The opening scene is of Ernie doing a ridiculous televisio commercial for the funeral home. Warren, in the middle of getting dressed, sees it and is so incensed that he storms into Ernie's office in his underwear, not noticing a bereaved relative there. Hey, the straight man's caught with his pants down! What a knee-slapper! Cue the drummer for the rim shot.
Ernie, naturally enough, is played by a stand-up comedian. An "Good Grief," which begins Sunday night at 9:30 on Channel 45 (WBFF), might have had a chance if casting had come up with a top rate talent who could keep you laughing so much you wouldn't notice the shabby surroundings.
Instead, they came up with Howie Mandel. The guy' comic-neurotic edge worked when he was playing the dramatic role of a doctor on "St. Elsewhere," but, as anyone who has seen any of his cable specials knows, sophomoric is too kind a word for his comedy.
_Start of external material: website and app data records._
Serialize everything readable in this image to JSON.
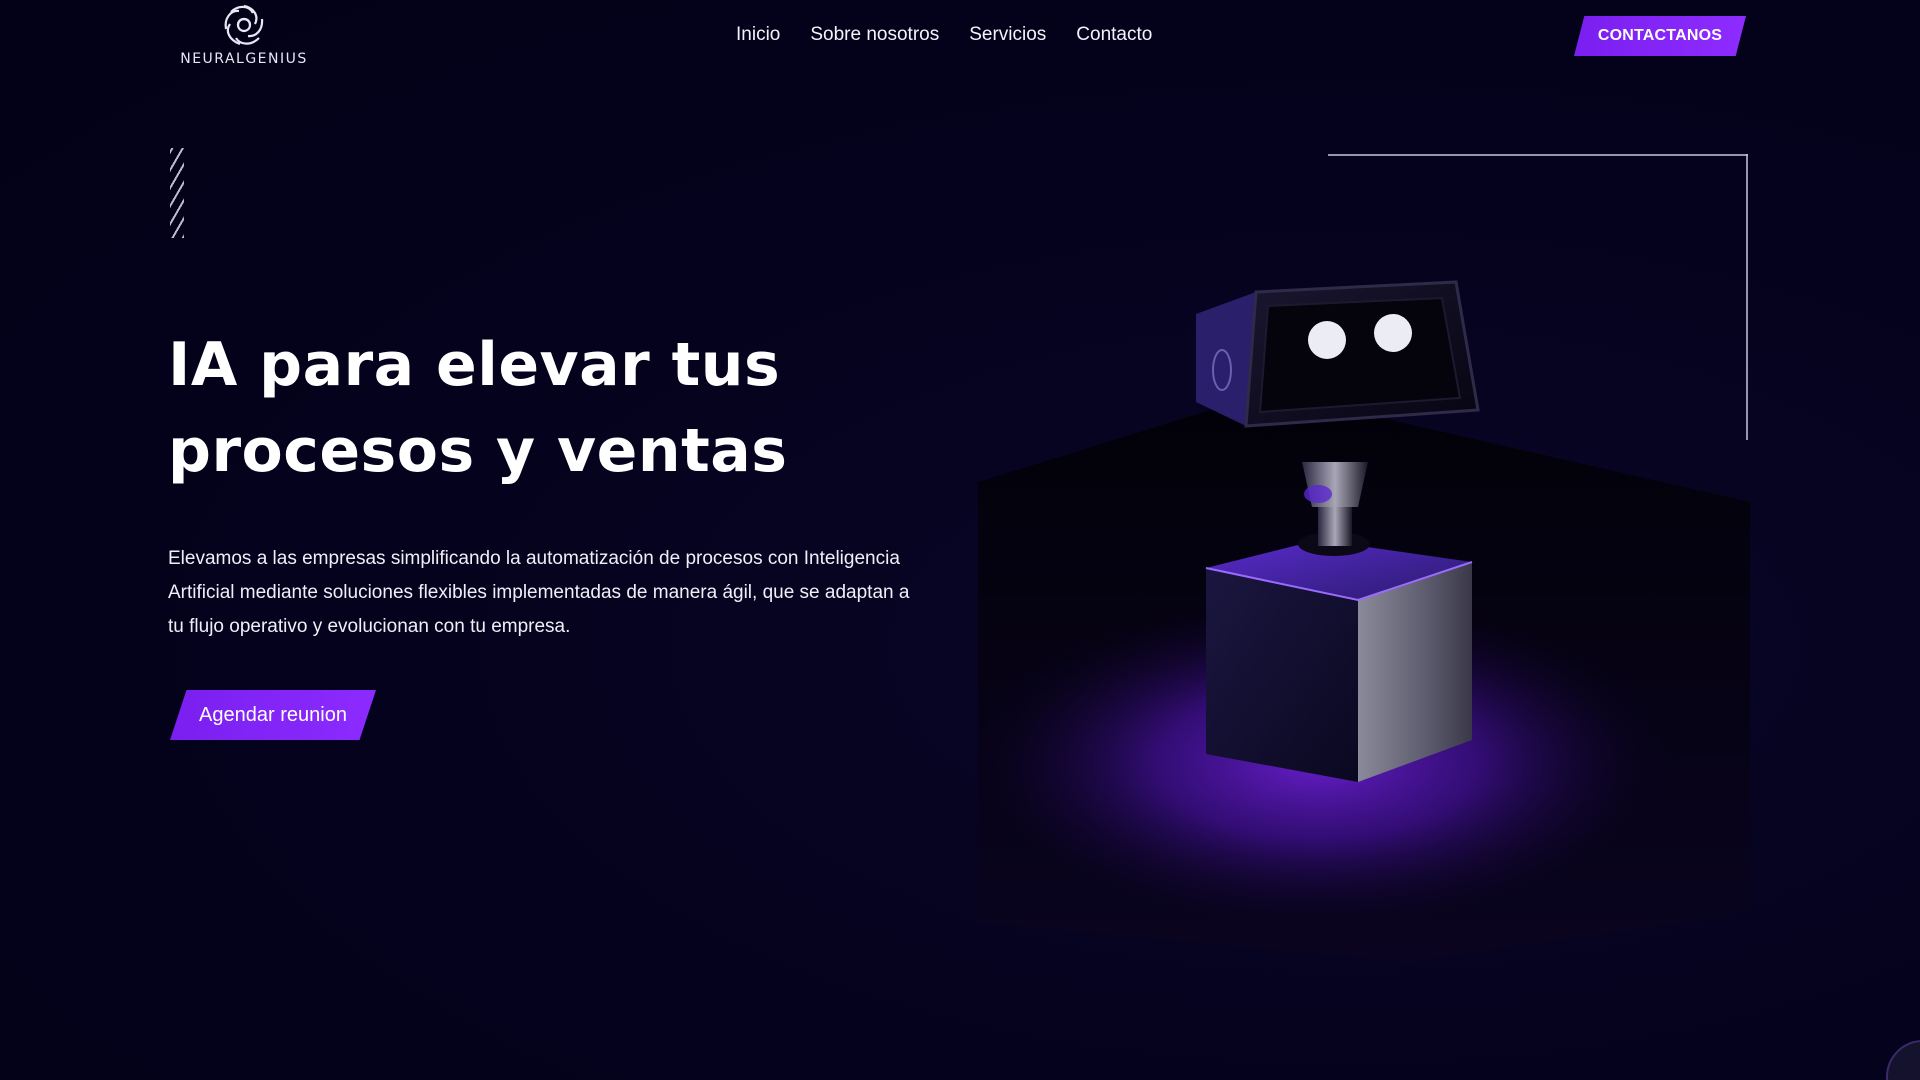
{
  "brand": {
    "name": "NEURALGENIUS",
    "logo_icon": "spiral-knot-icon"
  },
  "nav": {
    "items": [
      {
        "label": "Inicio"
      },
      {
        "label": "Sobre nosotros"
      },
      {
        "label": "Servicios"
      },
      {
        "label": "Contacto"
      }
    ],
    "cta_label": "CONTACTANOS"
  },
  "hero": {
    "title_line1": "IA para elevar tus",
    "title_line2": "procesos y ventas",
    "description": "Elevamos a las empresas simplificando la automatización de procesos con Inteligencia Artificial mediante soluciones flexibles implementadas de manera ágil, que se adaptan a tu flujo operativo y evolucionan con tu empresa.",
    "cta_label": "Agendar reunion"
  },
  "colors": {
    "background": "#04021c",
    "accent": "#7a1ff0",
    "glow": "#5a16b8"
  },
  "illustration": {
    "icon": "robot-on-cube-icon"
  },
  "widget": {
    "icon": "chat-bubble-icon"
  }
}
Juvenile might do.
So, in place of the carefully crafted satirical comedy that thi setting would allow, you get puns, sight gags, physical stuff, every kind of junk they can stuff into this corpse of a show, HTC coming off at times like an embalmed version of "Airplane."
At its best -- maybe twice for a total of 30 seconds durin Sunday's episode -- "Good Grief" is like "Soap" in a coffin. But that means it's about 15 years behind the times as far as trend-setting comedy goes.
And then, to make matters worse, they try to pull off a couple o scenes showing you that Ernie really does care as he gives a young boy a decent burial for his pet hamster. What a guy! What a sham!
The message is that he just cares about giving the living what they want. So why is it that next week he insists on granting the last wish of the deceased cross-dresser and bury him in a dress even though his family is appalled? Hey, no one promised you consistency. People go in and out of character, sequence and logical plot development all the time, if it will help set up another gag.
Actually, there are a few laughs in next week's episode, mainl because Tom Poston shows up as another regular, Ernie's old pal from con-man days. He provides a faster patter for Mandel than Joel Brooks as Warren or Wendy Schaal as Debbie can.
But the concept is still just as flawed. "Good Grief" could have been something new, something different, but instead it's just the same old razzmatazz.
"Good Grief" * When Ernie's wife inherits her father's funeral home, he brings his unconventional ways into the business, much to the chagrin of his dignified brother-in-law.
CAST: Howie Mandel, Joel Brooks
TIME: Sundays at 9:30
CHANNEL: Fox Channel 45 (WBFF)